Skin cancer is usually a result of too much sun exposure. Skin cancer is the most common form of cancer. Many types of skin cancer are both preventable and treatable. 

Symptoms

If you or your primary care doctor thinks you might have skin cancer, you should see a dermatologist, a doctor who specializes in the skin. The dermatologist will talk to you about your family and health history, and will check your skin for signs of cancer. He or she might check any lesions with a microscope while they’re still on your body. This test is called a dermoscopy.

If the dermatologist thinks you have skin cancer, he or she will take a skin sample for biopsy. The sample will go to a lab to be checked for cancer and to see how deep it is.

For skin cancers that have spread to lymph nodes, you’ll need imaging to see how far it has spread. The type of imaging will depend on the stage of cancer and where it is. Some common types include:

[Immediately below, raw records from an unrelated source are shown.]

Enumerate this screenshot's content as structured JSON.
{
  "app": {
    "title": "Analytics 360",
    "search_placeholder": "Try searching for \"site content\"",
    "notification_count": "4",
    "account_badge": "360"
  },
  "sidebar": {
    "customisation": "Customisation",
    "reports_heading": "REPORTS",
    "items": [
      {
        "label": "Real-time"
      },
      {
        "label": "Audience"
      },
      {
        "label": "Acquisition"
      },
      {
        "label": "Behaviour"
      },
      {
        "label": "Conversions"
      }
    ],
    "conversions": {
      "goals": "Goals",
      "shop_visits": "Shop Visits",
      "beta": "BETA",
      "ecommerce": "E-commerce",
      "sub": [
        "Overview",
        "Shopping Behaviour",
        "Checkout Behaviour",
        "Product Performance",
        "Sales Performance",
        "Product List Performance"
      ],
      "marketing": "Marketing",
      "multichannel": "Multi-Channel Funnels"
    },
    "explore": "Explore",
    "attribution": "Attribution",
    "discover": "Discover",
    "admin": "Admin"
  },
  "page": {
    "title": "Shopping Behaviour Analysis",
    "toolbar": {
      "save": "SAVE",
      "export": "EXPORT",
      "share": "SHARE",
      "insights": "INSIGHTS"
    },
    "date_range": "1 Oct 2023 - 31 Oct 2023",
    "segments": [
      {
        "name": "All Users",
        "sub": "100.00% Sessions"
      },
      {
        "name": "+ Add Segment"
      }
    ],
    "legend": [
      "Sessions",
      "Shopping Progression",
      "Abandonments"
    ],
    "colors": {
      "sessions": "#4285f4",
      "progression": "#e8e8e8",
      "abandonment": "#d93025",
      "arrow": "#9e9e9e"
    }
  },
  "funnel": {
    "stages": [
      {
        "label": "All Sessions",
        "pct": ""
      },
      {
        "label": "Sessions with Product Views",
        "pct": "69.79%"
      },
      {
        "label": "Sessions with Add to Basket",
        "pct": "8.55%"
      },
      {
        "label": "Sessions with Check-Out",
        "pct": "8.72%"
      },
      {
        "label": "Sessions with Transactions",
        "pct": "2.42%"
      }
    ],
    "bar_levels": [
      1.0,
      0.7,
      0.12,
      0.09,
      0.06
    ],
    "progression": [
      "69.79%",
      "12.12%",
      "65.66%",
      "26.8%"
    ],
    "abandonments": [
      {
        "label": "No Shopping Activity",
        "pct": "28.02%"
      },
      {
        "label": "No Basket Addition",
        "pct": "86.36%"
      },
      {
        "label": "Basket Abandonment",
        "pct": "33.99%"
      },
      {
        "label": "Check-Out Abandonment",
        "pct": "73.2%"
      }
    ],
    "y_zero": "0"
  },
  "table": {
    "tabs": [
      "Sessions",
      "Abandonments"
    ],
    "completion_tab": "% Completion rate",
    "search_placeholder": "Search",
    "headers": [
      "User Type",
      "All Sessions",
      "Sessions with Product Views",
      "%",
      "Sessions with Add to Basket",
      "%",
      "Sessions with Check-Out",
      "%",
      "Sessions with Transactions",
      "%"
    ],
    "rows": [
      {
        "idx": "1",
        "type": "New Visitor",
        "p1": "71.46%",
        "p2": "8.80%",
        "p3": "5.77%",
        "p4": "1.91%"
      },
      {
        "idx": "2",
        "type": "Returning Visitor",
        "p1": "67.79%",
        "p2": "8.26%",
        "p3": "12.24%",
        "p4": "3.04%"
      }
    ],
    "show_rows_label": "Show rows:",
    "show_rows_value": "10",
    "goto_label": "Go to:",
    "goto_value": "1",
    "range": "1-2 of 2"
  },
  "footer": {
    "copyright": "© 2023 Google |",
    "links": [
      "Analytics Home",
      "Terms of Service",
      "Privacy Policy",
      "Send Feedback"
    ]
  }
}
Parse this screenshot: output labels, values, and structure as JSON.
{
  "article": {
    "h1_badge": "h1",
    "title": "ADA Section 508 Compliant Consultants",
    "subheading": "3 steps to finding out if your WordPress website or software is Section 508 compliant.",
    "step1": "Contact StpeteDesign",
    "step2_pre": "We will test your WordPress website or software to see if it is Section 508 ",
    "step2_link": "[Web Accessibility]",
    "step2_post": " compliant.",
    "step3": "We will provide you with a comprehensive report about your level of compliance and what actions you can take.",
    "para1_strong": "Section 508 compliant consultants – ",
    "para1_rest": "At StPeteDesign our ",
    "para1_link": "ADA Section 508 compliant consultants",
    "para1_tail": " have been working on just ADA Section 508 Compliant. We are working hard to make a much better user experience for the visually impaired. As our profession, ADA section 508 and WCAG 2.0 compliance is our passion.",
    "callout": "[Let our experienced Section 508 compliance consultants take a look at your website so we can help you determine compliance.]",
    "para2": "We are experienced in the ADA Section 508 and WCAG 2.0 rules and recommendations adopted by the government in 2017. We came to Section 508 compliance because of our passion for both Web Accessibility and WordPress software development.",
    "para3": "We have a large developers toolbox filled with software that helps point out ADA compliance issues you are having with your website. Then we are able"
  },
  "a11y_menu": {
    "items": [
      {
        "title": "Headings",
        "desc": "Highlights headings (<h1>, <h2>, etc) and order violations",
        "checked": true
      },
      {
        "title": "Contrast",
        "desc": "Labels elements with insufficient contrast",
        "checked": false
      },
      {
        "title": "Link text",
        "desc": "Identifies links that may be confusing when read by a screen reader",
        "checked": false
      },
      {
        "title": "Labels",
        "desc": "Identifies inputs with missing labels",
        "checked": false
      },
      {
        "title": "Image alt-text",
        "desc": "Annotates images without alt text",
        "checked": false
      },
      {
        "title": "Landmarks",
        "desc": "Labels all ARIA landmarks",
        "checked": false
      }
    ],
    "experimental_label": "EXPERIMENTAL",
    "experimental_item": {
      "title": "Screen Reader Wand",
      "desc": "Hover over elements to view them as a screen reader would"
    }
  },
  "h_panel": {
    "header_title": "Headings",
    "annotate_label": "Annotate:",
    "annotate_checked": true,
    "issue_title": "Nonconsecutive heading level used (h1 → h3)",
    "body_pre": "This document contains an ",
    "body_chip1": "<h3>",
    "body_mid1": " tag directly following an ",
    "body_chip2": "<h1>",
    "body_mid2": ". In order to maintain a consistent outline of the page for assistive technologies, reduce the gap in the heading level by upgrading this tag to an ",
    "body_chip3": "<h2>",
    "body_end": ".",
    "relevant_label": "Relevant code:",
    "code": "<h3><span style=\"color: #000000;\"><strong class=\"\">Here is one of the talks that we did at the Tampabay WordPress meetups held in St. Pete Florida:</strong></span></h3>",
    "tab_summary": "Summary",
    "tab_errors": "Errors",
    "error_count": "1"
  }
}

  • Computed tomography (CT scan or CAT scan), using special X-rays to create detailed, three-dimensional (3-D) images
  • Magnetic resonance imaging (MRI), using magnetic fields and radio waves to create detailed images
  • MRI of the brain, for more advanced skin cancer, to check for spread to the brain
  • Positron emission tomography (PET) scan, which is often along with a CT scan, using a special camera and medicine called a tracer

These tests and imaging methods are used to diagnose skin cancer and to stage it. Staging means finding out how much cancer is in your body and how far it has spread. It’s a way of describing how severe the cancer is, so doctors can decide how to treat it. The stages range from 0 to 4. Stage 0 means cancer cells are only in the top layer of the epidermis. Stage 4 means the cancer has spread to distant organs, such as the brain, lungs or liver.